» **EXERCISE DATA**:

....................

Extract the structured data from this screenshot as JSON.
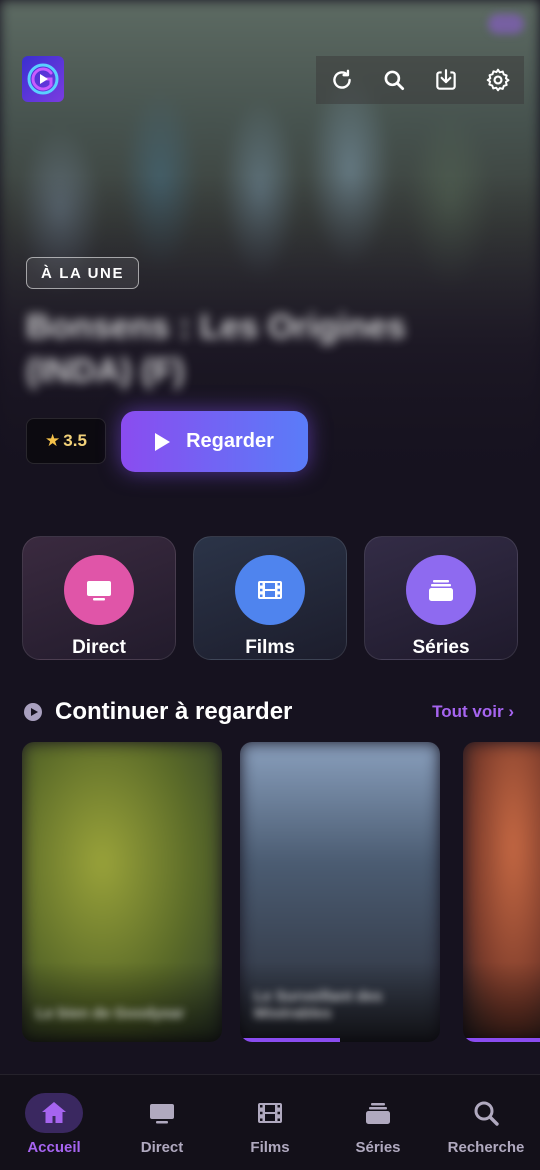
{
  "app": {
    "accent": "#8a4cf0",
    "background": "#16121f"
  },
  "header": {
    "logo_icon": "app-logo",
    "actions": [
      {
        "name": "refresh-icon"
      },
      {
        "name": "search-icon"
      },
      {
        "name": "download-icon"
      },
      {
        "name": "settings-icon"
      }
    ]
  },
  "featured": {
    "badge": "À LA UNE",
    "title": "Bonsens : Les Origines (INDA) (F)",
    "rating_value": "3.5",
    "star": "★",
    "play_label": "Regarder"
  },
  "categories": [
    {
      "label": "Direct",
      "icon": "tv-icon",
      "color": "#e055a8"
    },
    {
      "label": "Films",
      "icon": "film-icon",
      "color": "#4f84ee"
    },
    {
      "label": "Séries",
      "icon": "series-icon",
      "color": "#8e6af0"
    }
  ],
  "continue_section": {
    "title": "Continuer à regarder",
    "see_all": "Tout voir ›",
    "items": [
      {
        "title": "Le bien de Goodyear",
        "progress": 0
      },
      {
        "title": "Le Surveillant des Misérables",
        "progress": 0.5
      },
      {
        "title": "",
        "progress": 0.9
      }
    ]
  },
  "bottom_nav": {
    "items": [
      {
        "label": "Accueil",
        "icon": "home-icon",
        "active": true
      },
      {
        "label": "Direct",
        "icon": "tv-icon",
        "active": false
      },
      {
        "label": "Films",
        "icon": "film-icon",
        "active": false
      },
      {
        "label": "Séries",
        "icon": "series-icon",
        "active": false
      },
      {
        "label": "Recherche",
        "icon": "search-icon",
        "active": false
      }
    ]
  }
}
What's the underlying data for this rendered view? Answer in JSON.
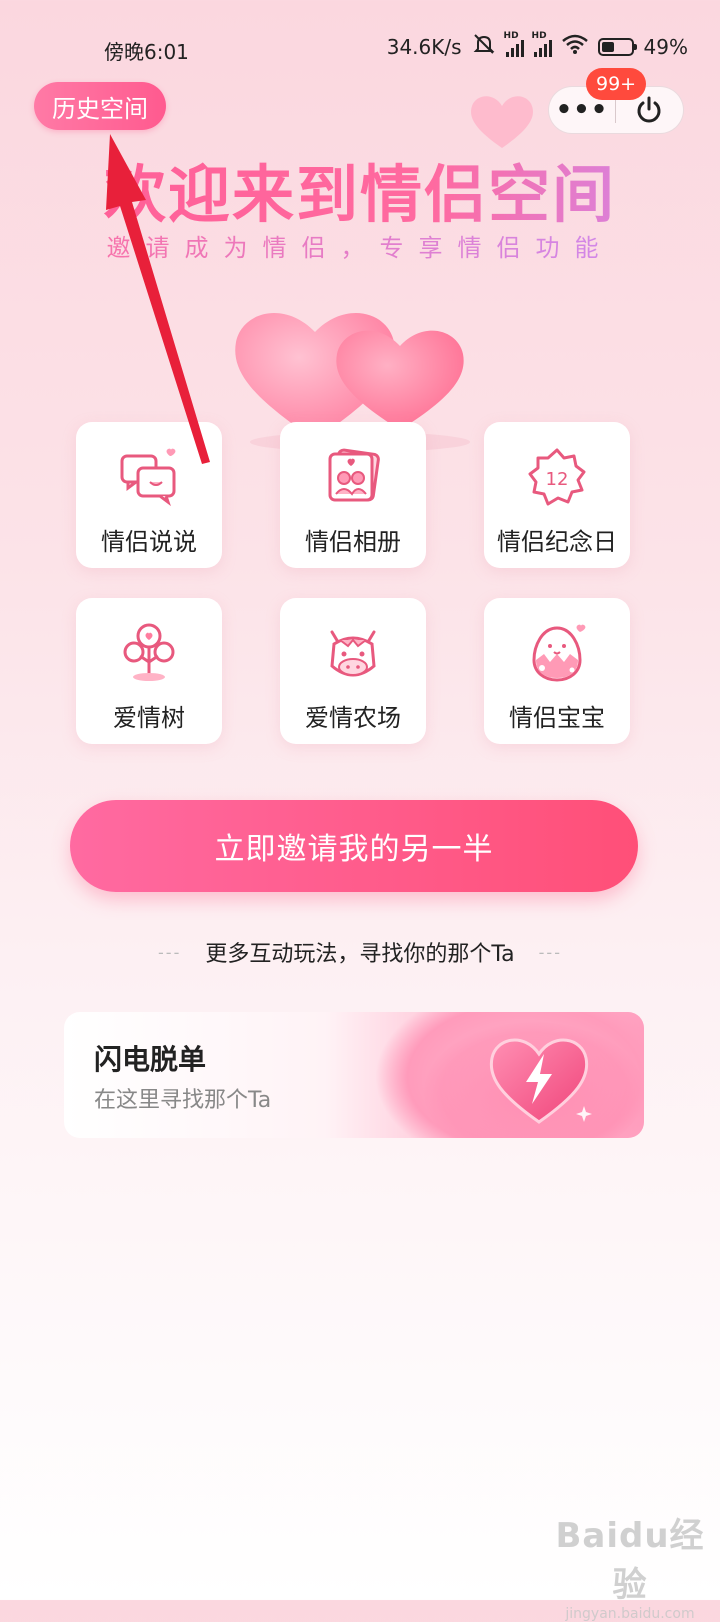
{
  "status_bar": {
    "time": "傍晚6:01",
    "speed": "34.6K/s",
    "hd1": "HD",
    "hd2": "HD",
    "battery": "49%"
  },
  "header": {
    "history_label": "历史空间",
    "badge": "99+",
    "more_label": "•••"
  },
  "hero": {
    "title": "欢迎来到情侣空间",
    "subtitle": "邀请成为情侣，专享情侣功能"
  },
  "features": [
    {
      "label": "情侣说说",
      "icon": "chat-bubbles-icon"
    },
    {
      "label": "情侣相册",
      "icon": "photo-album-icon"
    },
    {
      "label": "情侣纪念日",
      "icon": "calendar-badge-icon"
    },
    {
      "label": "爱情树",
      "icon": "love-tree-icon"
    },
    {
      "label": "爱情农场",
      "icon": "cow-icon"
    },
    {
      "label": "情侣宝宝",
      "icon": "egg-baby-icon"
    }
  ],
  "anniversary_number": "12",
  "cta_label": "立即邀请我的另一半",
  "more_play": {
    "text": "更多互动玩法，寻找你的那个Ta",
    "dash": "---"
  },
  "banner": {
    "title": "闪电脱单",
    "subtitle": "在这里寻找那个Ta"
  },
  "watermark": {
    "logo": "Baidu经验",
    "url": "jingyan.baidu.com"
  },
  "colors": {
    "accent": "#ff5a8f",
    "badge": "#ff4a3d",
    "annotation": "#e8203a"
  }
}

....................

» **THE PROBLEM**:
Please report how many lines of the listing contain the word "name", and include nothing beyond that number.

» **TASK SOLUTION**:
4